    Love #63! I think even more ghouls and goblins come out at that time than during Halloween! 🙂 Great post and hilarious! AND I can’t wait to order your long-awaited book!!!! Congrats!

    • It’s amazing what we’ve done to that time of year, isn’t it, Tree? Glad I’m not alone in observing that. And thanks for ordering the book!

  • Love this Kelly…sharing….my belief has always been that we are constantly trying to fill that emptiness within us with all these things that will never satisfy because Jesus is the only one who can fill it…unfortunately, for many, He is the last person we pursue in our quest.

    • It is sad that so many people have been given the impression that Jesus would not be okay with everything we think, feel, and experience inside of us. We need to know all the feelings are okay, so we can feel them instead of suppressing them!

  • Aoife Keegan

    This! All of this, plus not eating, not blogging, focusing on the worst-case scenario and not letting go. Fantastic post- thank you.

    • Ah! Not eating. How did I not think to put that on there? Thank you, Aoife. It would be interesting to create a public forum where everyone could add their insights about what they do to not feel. I’m guessing this post would just be the tip of the iceberg.

  • Dominique Richmond Watts

    This was eye-opening and gave me a few chuckles. Thank you for another insightful post.

  • Cris M

    Quite shocking really, as I enroll in quite a lot of the items in the list, the day goes by… but, at least, a first step is always “noticing” that we are doing this, and at some point, then we start to notice what we would be doing if not “doing” what “we are doing”… Then, working out on the solution, is another problem, that you may also want to make a list about to complement… 😀 Just saying!!! 😀 Another great mind estimulating post Kelly!

  • Ardys Zoellner

    Never thought about eating Oreos to avoid feelings. Thanks for the idea 😉 I’ve probably tried most of these…trying not to try anything at the moment…just feel…and notice. Thank you.

  • Nancy Currie

    Fantastic post! Got me thinking about how I have been making it my mission to avoid my feelings throughout most of my adulthood. Definitely sharing this with my husband in our next marriage meeting! He’ll love it! Thanks!

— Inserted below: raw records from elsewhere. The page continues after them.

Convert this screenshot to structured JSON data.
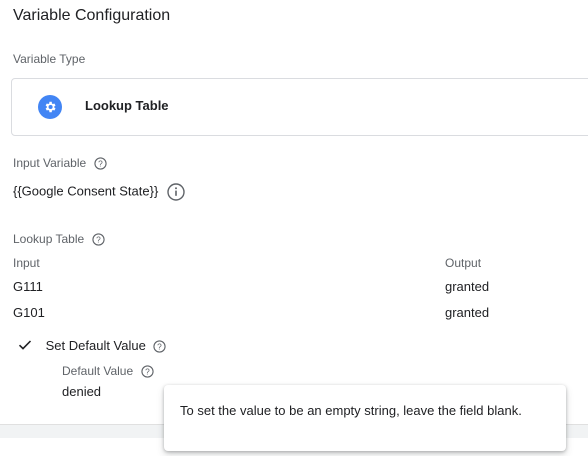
{
  "header": {
    "title": "Variable Configuration"
  },
  "variable_type": {
    "label": "Variable Type",
    "value": "Lookup Table",
    "icon": "gear-icon",
    "icon_color": "#4285f4"
  },
  "input_variable": {
    "label": "Input Variable",
    "value": "{{Google Consent State}}"
  },
  "lookup_table": {
    "label": "Lookup Table",
    "columns": {
      "input": "Input",
      "output": "Output"
    },
    "rows": [
      {
        "input": "G111",
        "output": "granted"
      },
      {
        "input": "G101",
        "output": "granted"
      }
    ]
  },
  "default": {
    "checkbox_label": "Set Default Value",
    "checked": true,
    "value_label": "Default Value",
    "value": "denied"
  },
  "tooltip": {
    "text": "To set the value to be an empty string, leave the field blank."
  }
}
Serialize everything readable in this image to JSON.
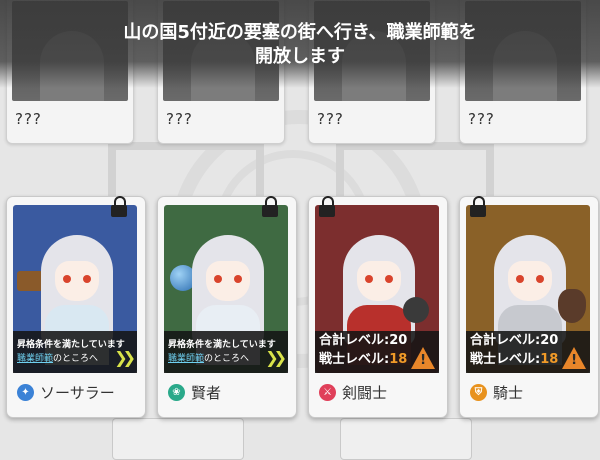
{
  "banner": {
    "line1": "山の国5付近の要塞の街へ行き、職業師範を",
    "line2": "開放します"
  },
  "locked_top_cards": [
    {
      "label": "???"
    },
    {
      "label": "???"
    },
    {
      "label": "???"
    },
    {
      "label": "???"
    }
  ],
  "class_cards": [
    {
      "name": "ソーサラー",
      "icon": "sorcerer-icon",
      "icon_color": "#3b82d6",
      "bg_color": "#3a5aa0",
      "requirement": {
        "line1": "昇格条件を満たしています",
        "link": "職業師範",
        "suffix": "のところへ"
      }
    },
    {
      "name": "賢者",
      "icon": "sage-icon",
      "icon_color": "#2aa98a",
      "bg_color": "#3f6a42",
      "requirement": {
        "line1": "昇格条件を満たしています",
        "link": "職業師範",
        "suffix": "のところへ"
      }
    },
    {
      "name": "剣闘士",
      "icon": "gladiator-icon",
      "icon_color": "#e0405a",
      "bg_color": "#7c2e2e",
      "levels": {
        "total": "合計レベル:20",
        "warrior_label": "戦士レベル:",
        "warrior_value": "18"
      }
    },
    {
      "name": "騎士",
      "icon": "knight-icon",
      "icon_color": "#e8921e",
      "bg_color": "#8a6128",
      "levels": {
        "total": "合計レベル:20",
        "warrior_label": "戦士レベル:",
        "warrior_value": "18"
      }
    }
  ]
}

  • A. Julie

    Oh my gosh, ice cream and Oreos is *the best* – not for avoidance, I mean, it’s just the flavor/texture combination. But try bacon and peanut butter on ice cream sometime, too.

    Anyway.

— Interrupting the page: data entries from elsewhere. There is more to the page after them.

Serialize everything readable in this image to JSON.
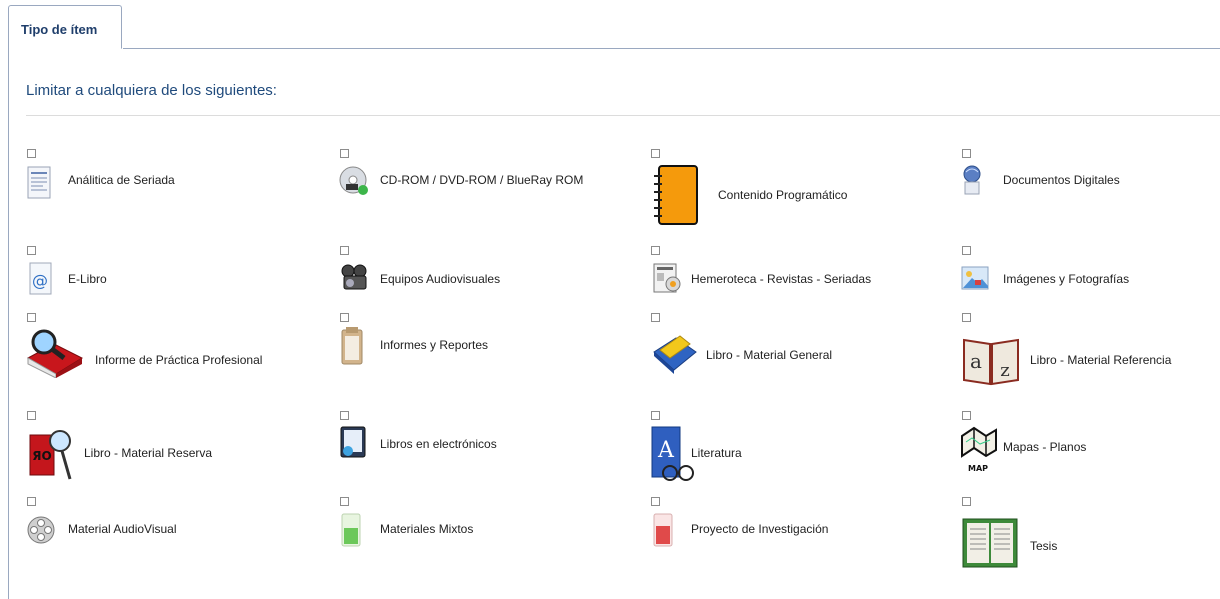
{
  "tab": {
    "label": "Tipo de ítem"
  },
  "heading": "Limitar a cualquiera de los siguientes:",
  "items": [
    {
      "label": "Análitica de Seriada",
      "icon": "document-icon"
    },
    {
      "label": "CD-ROM / DVD-ROM / BlueRay ROM",
      "icon": "cd-rom-icon"
    },
    {
      "label": "Contenido Programático",
      "icon": "notebook-icon"
    },
    {
      "label": "Documentos Digitales",
      "icon": "globe-document-icon"
    },
    {
      "label": "E-Libro",
      "icon": "email-page-icon"
    },
    {
      "label": "Equipos Audiovisuales",
      "icon": "video-camera-icon"
    },
    {
      "label": "Hemeroteca - Revistas - Seriadas",
      "icon": "newspaper-icon"
    },
    {
      "label": "Imágenes y Fotografías",
      "icon": "picture-icon"
    },
    {
      "label": "Informe de Práctica Profesional",
      "icon": "magnifier-book-icon"
    },
    {
      "label": "Informes y Reportes",
      "icon": "clipboard-icon"
    },
    {
      "label": "Libro - Material General",
      "icon": "blue-book-icon"
    },
    {
      "label": "Libro - Material Referencia",
      "icon": "az-dictionary-icon"
    },
    {
      "label": "Libro - Material Reserva",
      "icon": "red-book-magnifier-icon"
    },
    {
      "label": "Libros en electrónicos",
      "icon": "ebook-icon"
    },
    {
      "label": "Literatura",
      "icon": "book-glasses-icon"
    },
    {
      "label": "Mapas - Planos",
      "icon": "map-icon"
    },
    {
      "label": "Material AudioVisual",
      "icon": "film-reel-icon"
    },
    {
      "label": "Materiales Mixtos",
      "icon": "green-sheet-icon"
    },
    {
      "label": "Proyecto de Investigación",
      "icon": "red-sheet-icon"
    },
    {
      "label": "Tesis",
      "icon": "open-book-icon"
    }
  ]
}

    I liked this post because the long list became a meditation on humanity. Some of these describe me or my past behaviors and some maybe not so much. Re-learning how to acknowledge feelings and let them be without clinging to outrage and self righteousness (read: blaming others)… Well it’s keeping me humble, is one way to put it.

    Thank you for writing this.

    • A. Julie

      Oh here’s one: being scholarly!

  • Niki Fandrakis

    I can relate to many of those things on the list, some I used to do & some I currently do! However hard I try to be real with myself & allow myself to just be & just feel after years of soul searching from a dysfunctional childhood, nothing is harder then trying to be real with others. Iv come to a place in my life where I know pretty much who I am, my strengths & my weakness, but when relating to people & sharing truths with them about emotionally intelligent stuff, they tend to get scared off? I can be purely relating on my own discoveries & experiences but yet it scares them, that someone can be so honest & real about where they’re at? its almost like they’re being forced to look into a mirror & look at themselves & they cannot handle it. I have to remind myself that its not personal, its just their own stuff, but when you come from a history of rejection it still twangs on those heart strings causing you to feel more pain because someone else couldn’t take you feeling what your entitled to feel!